**TASK PROMPT:**
Show every line of the data that contains the string "name".

Stored entries:
==*==
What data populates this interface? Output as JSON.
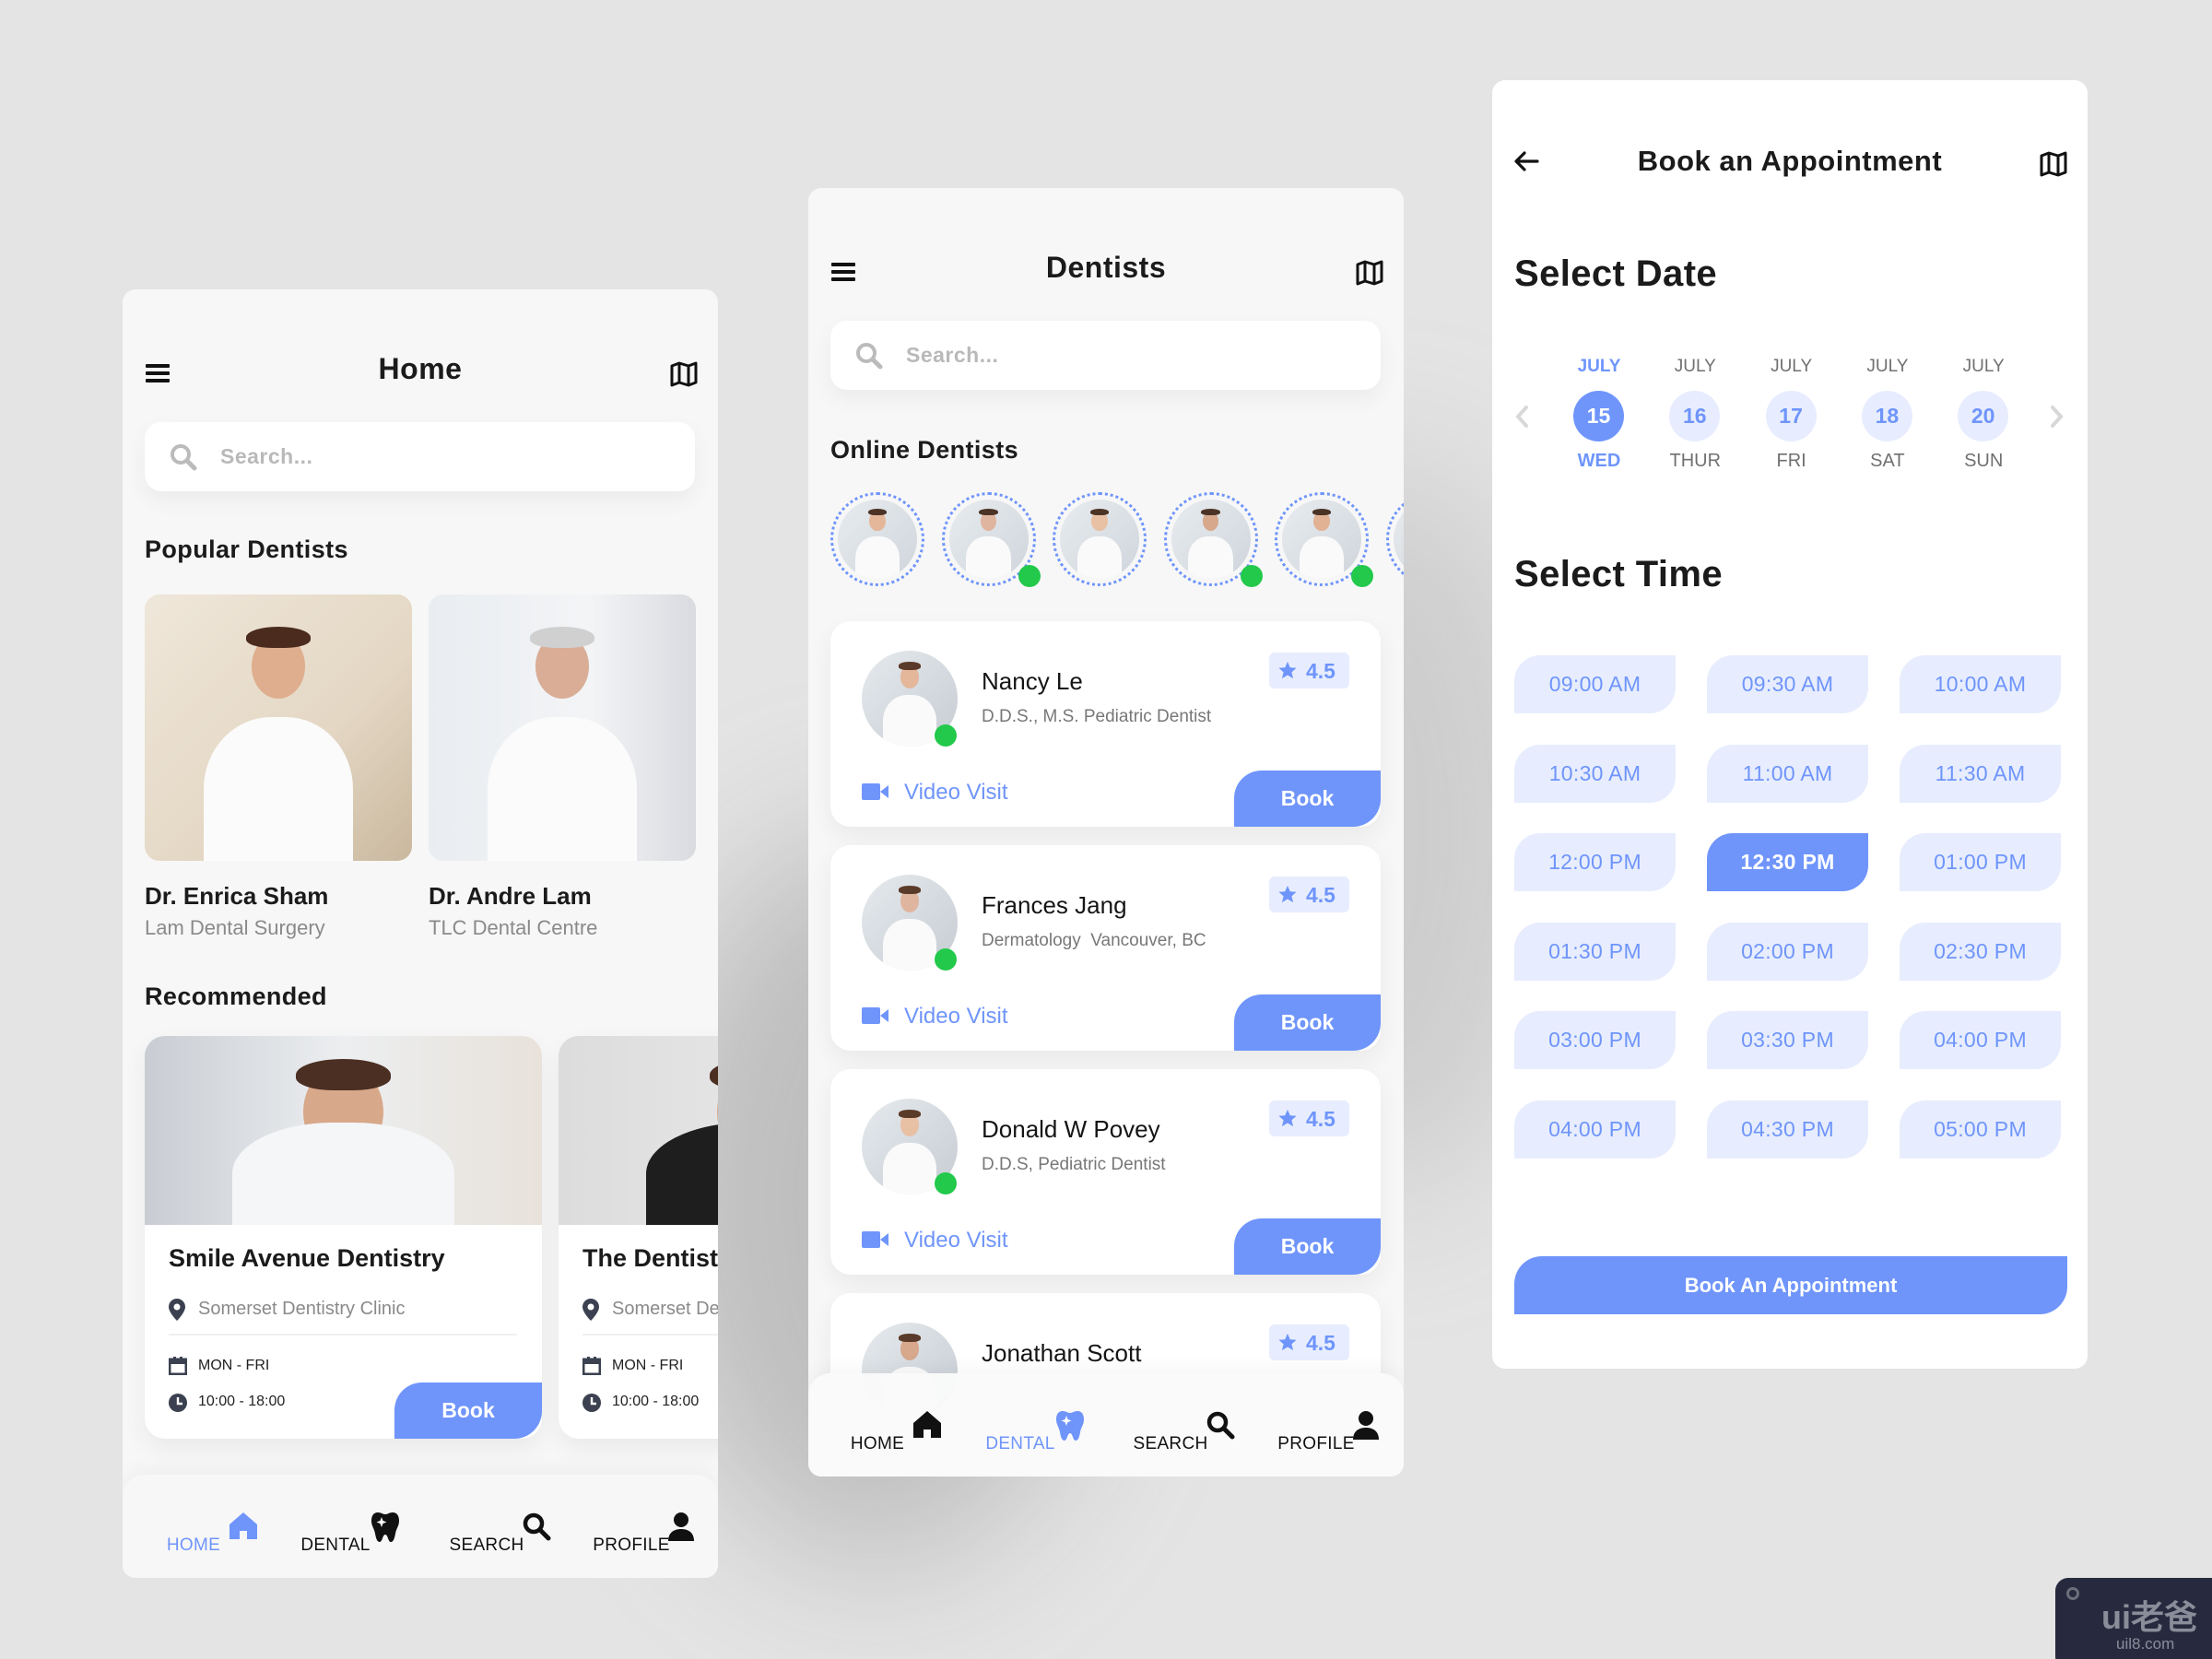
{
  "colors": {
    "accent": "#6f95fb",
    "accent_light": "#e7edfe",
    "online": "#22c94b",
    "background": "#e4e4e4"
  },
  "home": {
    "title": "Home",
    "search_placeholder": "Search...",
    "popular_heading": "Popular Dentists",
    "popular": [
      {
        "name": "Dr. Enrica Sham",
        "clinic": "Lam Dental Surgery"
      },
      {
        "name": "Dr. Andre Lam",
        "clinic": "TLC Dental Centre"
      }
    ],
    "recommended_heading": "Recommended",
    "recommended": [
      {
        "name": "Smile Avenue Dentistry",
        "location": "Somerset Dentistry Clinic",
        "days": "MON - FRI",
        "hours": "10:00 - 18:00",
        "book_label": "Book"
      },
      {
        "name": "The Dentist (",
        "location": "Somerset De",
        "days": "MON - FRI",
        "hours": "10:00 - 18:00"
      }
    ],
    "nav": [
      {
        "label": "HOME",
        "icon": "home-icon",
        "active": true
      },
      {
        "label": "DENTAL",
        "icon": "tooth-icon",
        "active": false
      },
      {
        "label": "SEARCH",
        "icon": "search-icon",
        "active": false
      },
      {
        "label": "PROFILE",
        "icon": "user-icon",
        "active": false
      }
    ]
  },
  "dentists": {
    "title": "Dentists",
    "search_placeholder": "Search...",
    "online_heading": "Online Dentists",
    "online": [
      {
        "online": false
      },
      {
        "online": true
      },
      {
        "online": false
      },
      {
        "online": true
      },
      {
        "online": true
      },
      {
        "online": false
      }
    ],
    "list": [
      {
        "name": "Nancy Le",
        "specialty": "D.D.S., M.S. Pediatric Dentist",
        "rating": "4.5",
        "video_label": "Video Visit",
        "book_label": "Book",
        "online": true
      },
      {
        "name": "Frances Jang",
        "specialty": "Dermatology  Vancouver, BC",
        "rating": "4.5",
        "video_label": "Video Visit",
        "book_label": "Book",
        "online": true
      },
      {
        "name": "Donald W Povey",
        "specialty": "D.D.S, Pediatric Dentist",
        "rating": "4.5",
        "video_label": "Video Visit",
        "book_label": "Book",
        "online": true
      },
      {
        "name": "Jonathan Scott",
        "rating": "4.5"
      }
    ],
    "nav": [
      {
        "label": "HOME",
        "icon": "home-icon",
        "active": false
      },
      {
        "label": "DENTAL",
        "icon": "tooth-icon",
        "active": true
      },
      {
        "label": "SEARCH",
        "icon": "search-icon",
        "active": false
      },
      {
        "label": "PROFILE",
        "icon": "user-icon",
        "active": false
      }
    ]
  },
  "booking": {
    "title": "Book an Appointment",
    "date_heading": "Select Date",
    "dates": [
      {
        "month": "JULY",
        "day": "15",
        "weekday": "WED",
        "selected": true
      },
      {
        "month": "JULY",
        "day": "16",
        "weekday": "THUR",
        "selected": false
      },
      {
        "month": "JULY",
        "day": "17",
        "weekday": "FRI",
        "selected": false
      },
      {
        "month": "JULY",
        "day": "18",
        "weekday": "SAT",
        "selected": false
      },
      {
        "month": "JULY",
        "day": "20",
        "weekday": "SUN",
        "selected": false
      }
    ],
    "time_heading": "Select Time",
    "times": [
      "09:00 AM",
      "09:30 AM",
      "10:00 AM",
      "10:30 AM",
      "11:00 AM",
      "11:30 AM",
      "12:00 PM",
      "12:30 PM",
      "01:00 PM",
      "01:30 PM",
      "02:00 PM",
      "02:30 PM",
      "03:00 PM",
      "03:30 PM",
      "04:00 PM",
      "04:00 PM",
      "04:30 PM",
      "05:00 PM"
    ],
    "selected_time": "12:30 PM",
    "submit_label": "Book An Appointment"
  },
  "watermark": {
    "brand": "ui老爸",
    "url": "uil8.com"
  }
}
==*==
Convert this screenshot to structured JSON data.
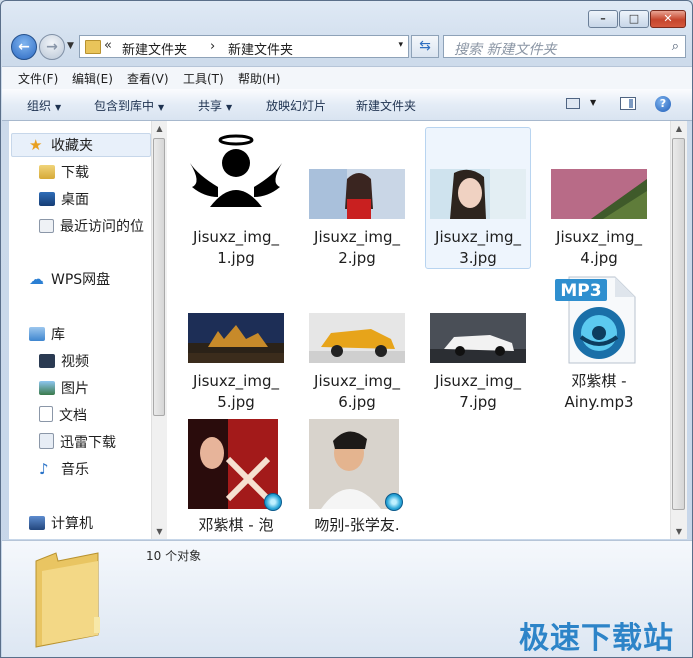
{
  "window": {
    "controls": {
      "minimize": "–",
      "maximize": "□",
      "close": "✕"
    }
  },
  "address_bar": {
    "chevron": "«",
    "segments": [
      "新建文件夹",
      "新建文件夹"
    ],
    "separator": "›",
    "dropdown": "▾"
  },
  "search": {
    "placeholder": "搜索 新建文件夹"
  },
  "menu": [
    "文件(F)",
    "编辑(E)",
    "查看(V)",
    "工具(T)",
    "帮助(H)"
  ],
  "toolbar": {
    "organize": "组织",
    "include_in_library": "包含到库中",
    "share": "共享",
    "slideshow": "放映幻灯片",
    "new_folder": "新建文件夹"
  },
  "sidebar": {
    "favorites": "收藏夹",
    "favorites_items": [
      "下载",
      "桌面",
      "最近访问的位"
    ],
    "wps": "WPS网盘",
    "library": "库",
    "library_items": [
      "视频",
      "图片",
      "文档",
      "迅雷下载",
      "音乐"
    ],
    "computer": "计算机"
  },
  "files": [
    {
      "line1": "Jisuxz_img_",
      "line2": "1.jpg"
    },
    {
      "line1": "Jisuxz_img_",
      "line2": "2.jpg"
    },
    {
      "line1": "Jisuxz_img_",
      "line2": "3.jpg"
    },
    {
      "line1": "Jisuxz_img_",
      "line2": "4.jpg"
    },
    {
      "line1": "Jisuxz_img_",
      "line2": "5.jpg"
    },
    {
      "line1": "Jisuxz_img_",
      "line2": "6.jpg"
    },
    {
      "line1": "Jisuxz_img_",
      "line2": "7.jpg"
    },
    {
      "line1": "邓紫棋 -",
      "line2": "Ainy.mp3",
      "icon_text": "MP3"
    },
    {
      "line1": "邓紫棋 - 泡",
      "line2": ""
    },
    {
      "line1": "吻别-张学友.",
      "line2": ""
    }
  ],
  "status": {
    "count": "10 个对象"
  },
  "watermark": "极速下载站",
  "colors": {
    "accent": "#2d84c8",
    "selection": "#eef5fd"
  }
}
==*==
**ANSWER FOR THIS EXERCISE:**
        "name": "Dr. Enrica Sham",
        "name": "Dr. Andre Lam",
        "name": "Smile Avenue Dentistry",
        "name": "The Dentist (",
        "name": "Nancy Le",
        "name": "Frances Jang",
        "name": "Donald W Povey",
        "name": "Jonathan Scott",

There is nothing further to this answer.